• Newspapers online: Changing values, changing practices, changing staff – Chris Rushton, Sunderland University
• Convergence in the classroom Andy Price, Teesside University
• Convergence, where is it going and what should we be telling students? David Holmes and team on a project at Sheffield University
• New directions: where is journalism going? Jim Hall and the team at Falmouth University College

US and UK journalism compared

I’ve picked up on a few articles comparing journalism in the USA and UK — partly because of talks I’m giving to journalism students from US universities this summer.

“Superiority Complex — Why the Brits think they’re better” is the headline on an article in the current Columbia Journalism Review. It reiterates claims that interviewers from the UK have the edge in broadcast news, and discusses the appeal of UK newspapers’ websites and BBC World to readers and viewers in the States.

When it comes to newspapers, is the boot on the other foot? It does for sourcing, balance, overall reliability and investigations, suggests Susan Hansen’s CJR piece, quoting Alan Rusbridger (The Guardian), Bill Hagerty (British Journalism Review), and Tom Fenton (CBS).

Martin Moore contrasts the approach of stories in the Daily Telegraph and New York Times, highlighting the greater length, more neutral tone, larger number of sources and quotes etc in the latter. It also risks being heavier, more boring and less engaging, he notes.

There may be less space for longer stories in the New York Times after it changes format. Executive editor Bill Keller says, according to Gawker:

Our stories are too often too long… The 1200 word stories could be 800 or 900. There are editors at a Page 1 meeting boasting that a story is only 1400 words.

Also worth noting is Keller’s frank statement about the NY Times’ online strategy for developing revenue from its web contact: “There’s a phrase they use in drug and alcohol rehab—’fake it til you make it.’ That’s basically what we’re doing.”

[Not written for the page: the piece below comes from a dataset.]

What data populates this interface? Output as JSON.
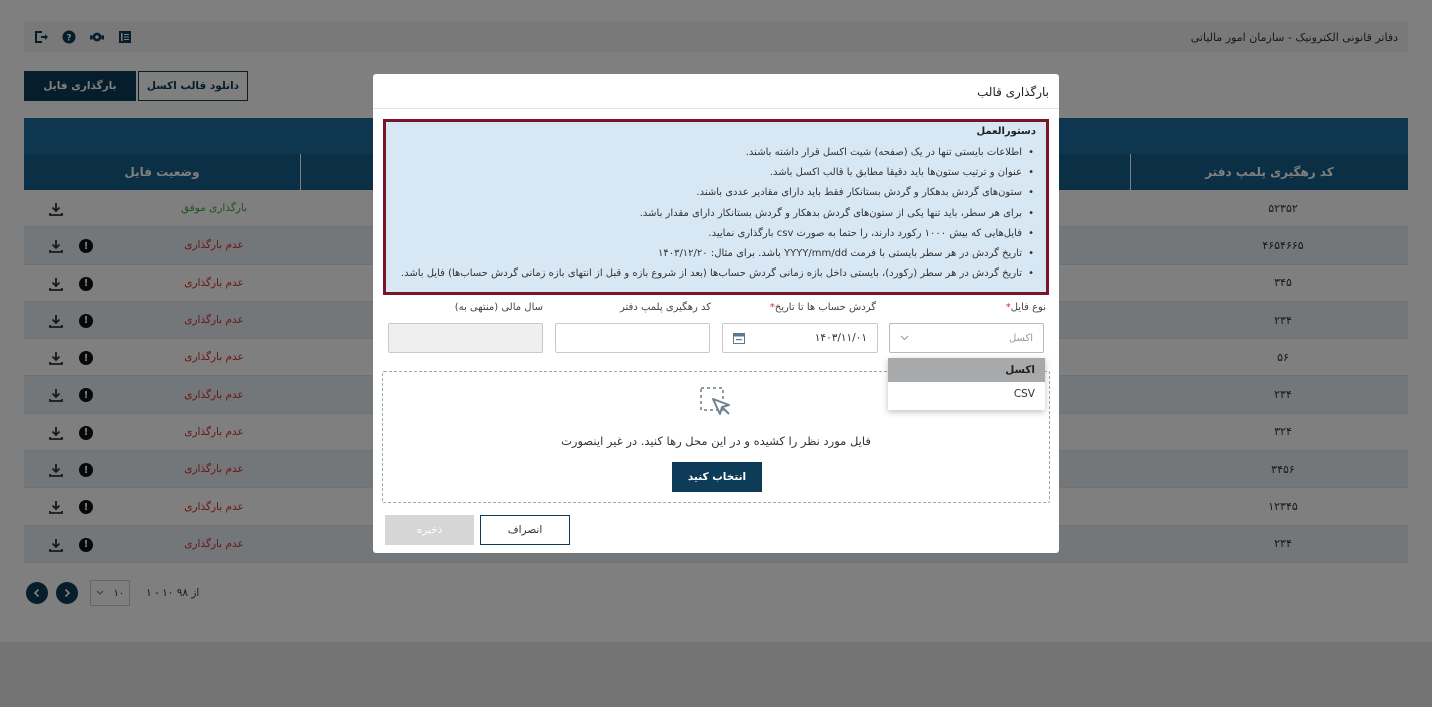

Finally, still at the NY Times, Investigations Editor Matthew Purdy says they have “12 permanent reporters and editors” plus “many more Times reporters engaged in investigative or in-depth reporting”. Another US-UK difference to add to the list, then.